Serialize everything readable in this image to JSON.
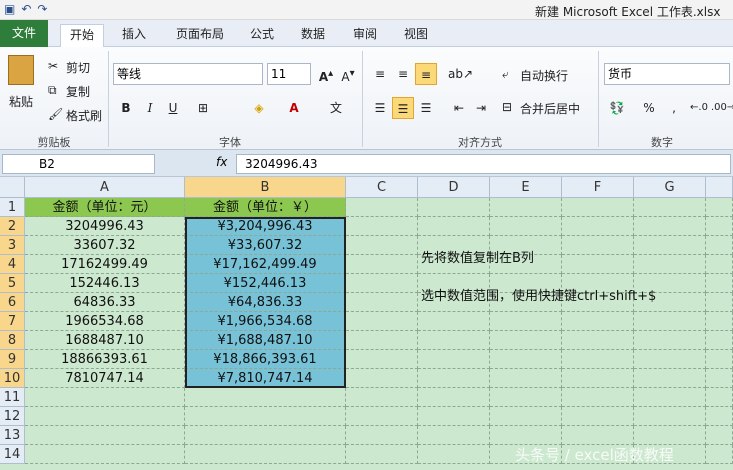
{
  "window": {
    "title": "新建 Microsoft Excel 工作表.xlsx"
  },
  "ribbon_tabs": [
    "文件",
    "开始",
    "插入",
    "页面布局",
    "公式",
    "数据",
    "审阅",
    "视图"
  ],
  "ribbon": {
    "clipboard": {
      "paste": "粘贴",
      "cut": "剪切",
      "copy": "复制",
      "format_painter": "格式刷",
      "label": "剪贴板"
    },
    "font": {
      "name": "等线",
      "size": "11",
      "label": "字体"
    },
    "alignment": {
      "wrap": "自动换行",
      "merge": "合并后居中",
      "label": "对齐方式"
    },
    "number": {
      "format": "货币",
      "label": "数字",
      "percent": "%",
      "comma": ","
    }
  },
  "formula_bar": {
    "name_box": "B2",
    "fx": "fx",
    "value": "3204996.43"
  },
  "columns": [
    "A",
    "B",
    "C",
    "D",
    "E",
    "F",
    "G"
  ],
  "rows": [
    "1",
    "2",
    "3",
    "4",
    "5",
    "6",
    "7",
    "8",
    "9",
    "10",
    "11",
    "12",
    "13",
    "14"
  ],
  "table": {
    "header_a": "金额（单位：元）",
    "header_b": "金额（单位：￥）",
    "col_a": [
      "3204996.43",
      "33607.32",
      "17162499.49",
      "152446.13",
      "64836.33",
      "1966534.68",
      "1688487.10",
      "18866393.61",
      "7810747.14"
    ],
    "col_b": [
      "¥3,204,996.43",
      "¥33,607.32",
      "¥17,162,499.49",
      "¥152,446.13",
      "¥64,836.33",
      "¥1,966,534.68",
      "¥1,688,487.10",
      "¥18,866,393.61",
      "¥7,810,747.14"
    ]
  },
  "notes": {
    "d3": "先将数值复制在B列",
    "d5": "选中数值范围，使用快捷键ctrl+shift+$"
  },
  "watermark": "头条号 / excel函数教程"
}
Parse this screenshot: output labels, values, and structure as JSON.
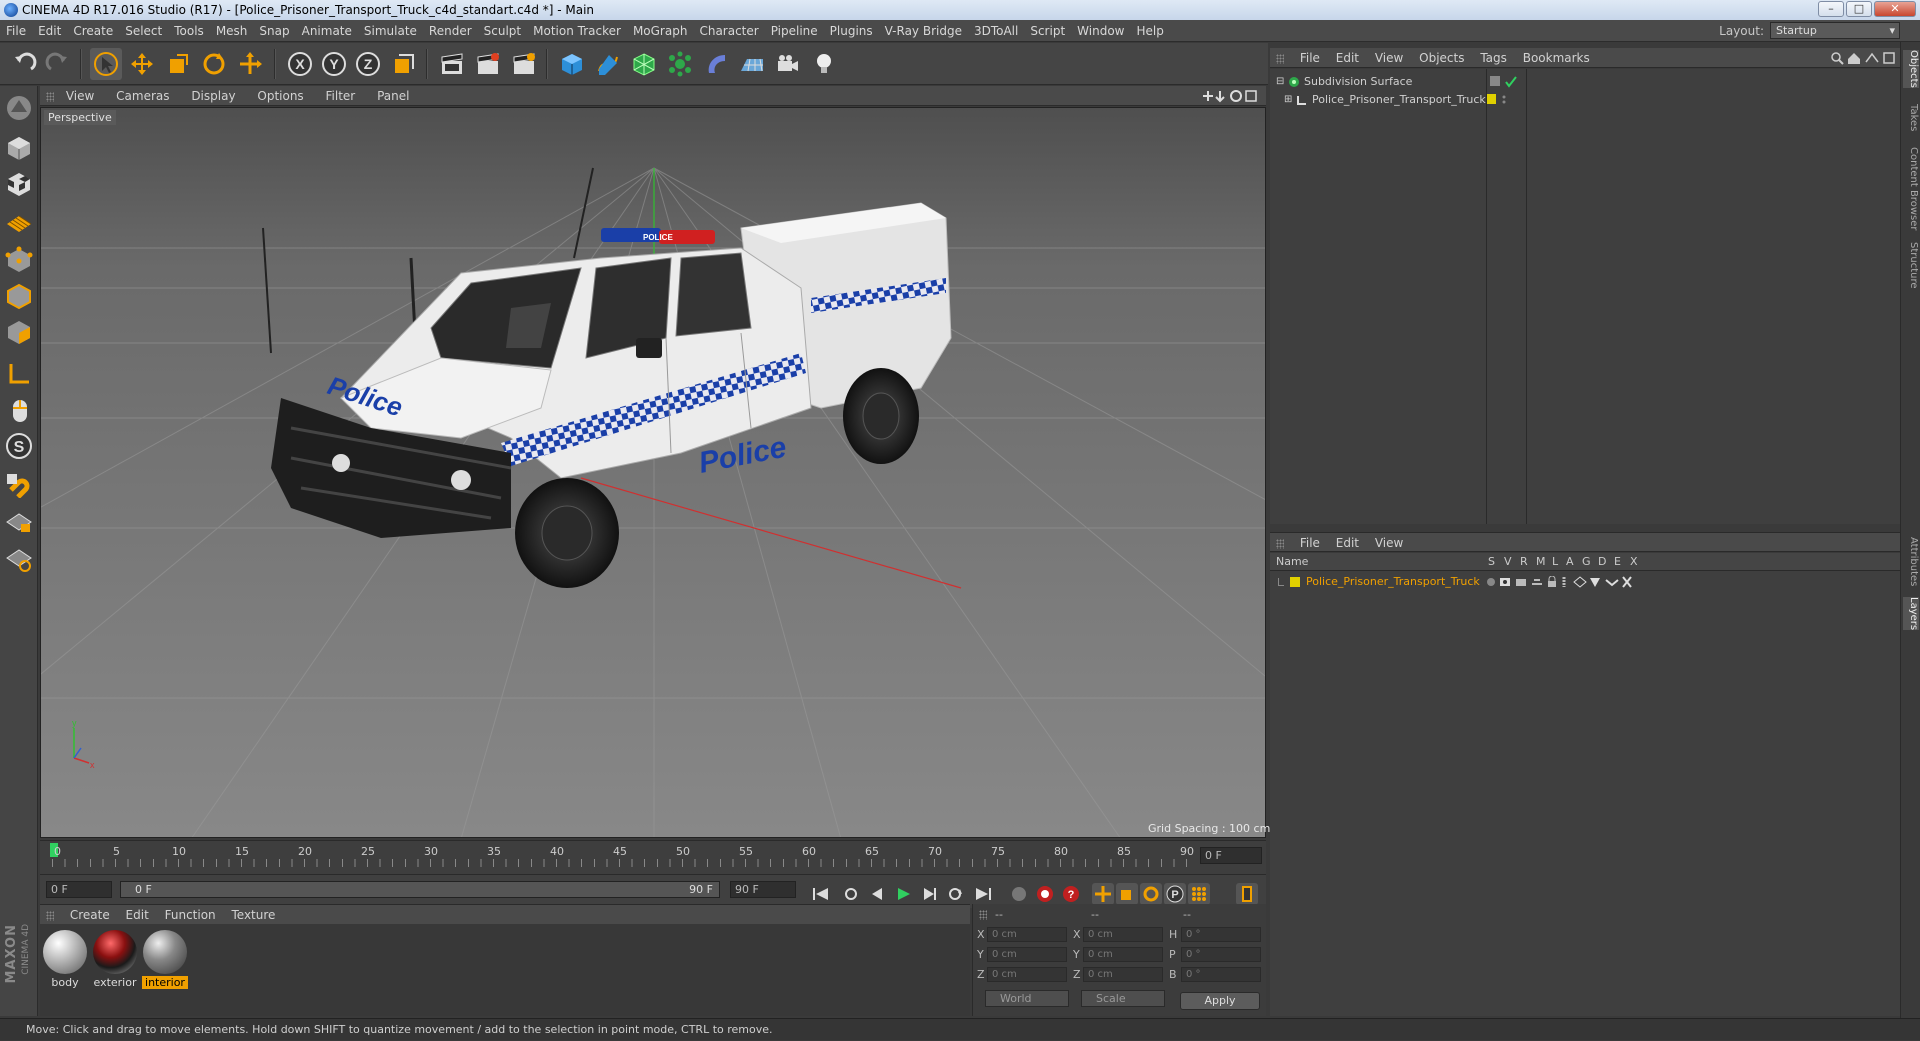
{
  "window": {
    "title": "CINEMA 4D R17.016 Studio (R17) - [Police_Prisoner_Transport_Truck_c4d_standart.c4d *] - Main",
    "minimize": "–",
    "maximize": "□",
    "close": "✕"
  },
  "menubar": {
    "items": [
      "File",
      "Edit",
      "Create",
      "Select",
      "Tools",
      "Mesh",
      "Snap",
      "Animate",
      "Simulate",
      "Render",
      "Sculpt",
      "Motion Tracker",
      "MoGraph",
      "Character",
      "Pipeline",
      "Plugins",
      "V-Ray Bridge",
      "3DToAll",
      "Script",
      "Window",
      "Help"
    ],
    "layout_label": "Layout:",
    "layout_value": "Startup"
  },
  "viewport": {
    "menu": [
      "View",
      "Cameras",
      "Display",
      "Options",
      "Filter",
      "Panel"
    ],
    "camera_label": "Perspective",
    "grid_spacing": "Grid Spacing : 100 cm",
    "decal_text": "Police",
    "lightbar_text": "POLICE"
  },
  "timeline": {
    "ticks": [
      "0",
      "5",
      "10",
      "15",
      "20",
      "25",
      "30",
      "35",
      "40",
      "45",
      "50",
      "55",
      "60",
      "65",
      "70",
      "75",
      "80",
      "85",
      "90"
    ],
    "current_frame": "0 F",
    "start_field": "0 F",
    "range_start": "0 F",
    "range_end": "90 F",
    "end_field": "90 F"
  },
  "materials": {
    "menu": [
      "Create",
      "Edit",
      "Function",
      "Texture"
    ],
    "items": [
      {
        "name": "body",
        "selected": false
      },
      {
        "name": "exterior",
        "selected": false
      },
      {
        "name": "interior",
        "selected": true
      }
    ]
  },
  "coordinates": {
    "header": [
      "--",
      "--",
      "--"
    ],
    "rows": [
      {
        "a": "X",
        "av": "0 cm",
        "b": "X",
        "bv": "0 cm",
        "c": "H",
        "cv": "0 °"
      },
      {
        "a": "Y",
        "av": "0 cm",
        "b": "Y",
        "bv": "0 cm",
        "c": "P",
        "cv": "0 °"
      },
      {
        "a": "Z",
        "av": "0 cm",
        "b": "Z",
        "bv": "0 cm",
        "c": "B",
        "cv": "0 °"
      }
    ],
    "mode": "World",
    "scale": "Scale",
    "apply": "Apply"
  },
  "objects": {
    "menu": [
      "File",
      "Edit",
      "View",
      "Objects",
      "Tags",
      "Bookmarks"
    ],
    "items": [
      {
        "name": "Subdivision Surface"
      },
      {
        "name": "Police_Prisoner_Transport_Truck"
      }
    ]
  },
  "layers": {
    "menu": [
      "File",
      "Edit",
      "View"
    ],
    "columns": [
      "Name",
      "S",
      "V",
      "R",
      "M",
      "L",
      "A",
      "G",
      "D",
      "E",
      "X"
    ],
    "items": [
      {
        "name": "Police_Prisoner_Transport_Truck"
      }
    ]
  },
  "right_tabs": [
    "Objects",
    "Takes",
    "Content Browser",
    "Structure",
    "Attributes",
    "Layers"
  ],
  "logo": {
    "line1": "MAXON",
    "line2": "CINEMA 4D"
  },
  "status": "Move: Click and drag to move elements. Hold down SHIFT to quantize movement / add to the selection in point mode, CTRL to remove.",
  "colors": {
    "accent": "#f0a000",
    "axis_x": "#d03030",
    "axis_y": "#30c030",
    "layer_yellow": "#e0d000",
    "police_blue": "#1a3fa8"
  }
}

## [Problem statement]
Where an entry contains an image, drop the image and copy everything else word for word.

## [Task result]
Serialize everything readable in this image to JSON.
{
  "window": {
    "title": "新建 Microsoft Excel 工作表.xlsx"
  },
  "ribbon_tabs": [
    "文件",
    "开始",
    "插入",
    "页面布局",
    "公式",
    "数据",
    "审阅",
    "视图"
  ],
  "ribbon": {
    "clipboard": {
      "paste": "粘贴",
      "cut": "剪切",
      "copy": "复制",
      "format_painter": "格式刷",
      "label": "剪贴板"
    },
    "font": {
      "name": "等线",
      "size": "11",
      "label": "字体"
    },
    "alignment": {
      "wrap": "自动换行",
      "merge": "合并后居中",
      "label": "对齐方式"
    },
    "number": {
      "format": "货币",
      "label": "数字",
      "percent": "%",
      "comma": ","
    }
  },
  "formula_bar": {
    "name_box": "B2",
    "fx": "fx",
    "value": "3204996.43"
  },
  "columns": [
    "A",
    "B",
    "C",
    "D",
    "E",
    "F",
    "G"
  ],
  "rows": [
    "1",
    "2",
    "3",
    "4",
    "5",
    "6",
    "7",
    "8",
    "9",
    "10",
    "11",
    "12",
    "13",
    "14"
  ],
  "table": {
    "header_a": "金额（单位：元）",
    "header_b": "金额（单位：￥）",
    "col_a": [
      "3204996.43",
      "33607.32",
      "17162499.49",
      "152446.13",
      "64836.33",
      "1966534.68",
      "1688487.10",
      "18866393.61",
      "7810747.14"
    ],
    "col_b": [
      "¥3,204,996.43",
      "¥33,607.32",
      "¥17,162,499.49",
      "¥152,446.13",
      "¥64,836.33",
      "¥1,966,534.68",
      "¥1,688,487.10",
      "¥18,866,393.61",
      "¥7,810,747.14"
    ]
  },
  "notes": {
    "d3": "先将数值复制在B列",
    "d5": "选中数值范围，使用快捷键ctrl+shift+$"
  },
  "watermark": "头条号 / excel函数教程"
}
Parse this screenshot: output labels, values, and structure as JSON.
{
  "window": {
    "title": "CINEMA 4D R17.016 Studio (R17) - [Police_Prisoner_Transport_Truck_c4d_standart.c4d *] - Main",
    "minimize": "–",
    "maximize": "□",
    "close": "✕"
  },
  "menubar": {
    "items": [
      "File",
      "Edit",
      "Create",
      "Select",
      "Tools",
      "Mesh",
      "Snap",
      "Animate",
      "Simulate",
      "Render",
      "Sculpt",
      "Motion Tracker",
      "MoGraph",
      "Character",
      "Pipeline",
      "Plugins",
      "V-Ray Bridge",
      "3DToAll",
      "Script",
      "Window",
      "Help"
    ],
    "layout_label": "Layout:",
    "layout_value": "Startup"
  },
  "viewport": {
    "menu": [
      "View",
      "Cameras",
      "Display",
      "Options",
      "Filter",
      "Panel"
    ],
    "camera_label": "Perspective",
    "grid_spacing": "Grid Spacing : 100 cm",
    "decal_text": "Police",
    "lightbar_text": "POLICE"
  },
  "timeline": {
    "ticks": [
      "0",
      "5",
      "10",
      "15",
      "20",
      "25",
      "30",
      "35",
      "40",
      "45",
      "50",
      "55",
      "60",
      "65",
      "70",
      "75",
      "80",
      "85",
      "90"
    ],
    "current_frame": "0 F",
    "start_field": "0 F",
    "range_start": "0 F",
    "range_end": "90 F",
    "end_field": "90 F"
  },
  "materials": {
    "menu": [
      "Create",
      "Edit",
      "Function",
      "Texture"
    ],
    "items": [
      {
        "name": "body",
        "selected": false
      },
      {
        "name": "exterior",
        "selected": false
      },
      {
        "name": "interior",
        "selected": true
      }
    ]
  },
  "coordinates": {
    "header": [
      "--",
      "--",
      "--"
    ],
    "rows": [
      {
        "a": "X",
        "av": "0 cm",
        "b": "X",
        "bv": "0 cm",
        "c": "H",
        "cv": "0 °"
      },
      {
        "a": "Y",
        "av": "0 cm",
        "b": "Y",
        "bv": "0 cm",
        "c": "P",
        "cv": "0 °"
      },
      {
        "a": "Z",
        "av": "0 cm",
        "b": "Z",
        "bv": "0 cm",
        "c": "B",
        "cv": "0 °"
      }
    ],
    "mode": "World",
    "scale": "Scale",
    "apply": "Apply"
  },
  "objects": {
    "menu": [
      "File",
      "Edit",
      "View",
      "Objects",
      "Tags",
      "Bookmarks"
    ],
    "items": [
      {
        "name": "Subdivision Surface"
      },
      {
        "name": "Police_Prisoner_Transport_Truck"
      }
    ]
  },
  "layers": {
    "menu": [
      "File",
      "Edit",
      "View"
    ],
    "columns": [
      "Name",
      "S",
      "V",
      "R",
      "M",
      "L",
      "A",
      "G",
      "D",
      "E",
      "X"
    ],
    "items": [
      {
        "name": "Police_Prisoner_Transport_Truck"
      }
    ]
  },
  "right_tabs": [
    "Objects",
    "Takes",
    "Content Browser",
    "Structure",
    "Attributes",
    "Layers"
  ],
  "logo": {
    "line1": "MAXON",
    "line2": "CINEMA 4D"
  },
  "status": "Move: Click and drag to move elements. Hold down SHIFT to quantize movement / add to the selection in point mode, CTRL to remove.",
  "colors": {
    "accent": "#f0a000",
    "axis_x": "#d03030",
    "axis_y": "#30c030",
    "layer_yellow": "#e0d000",
    "police_blue": "#1a3fa8"
  }
}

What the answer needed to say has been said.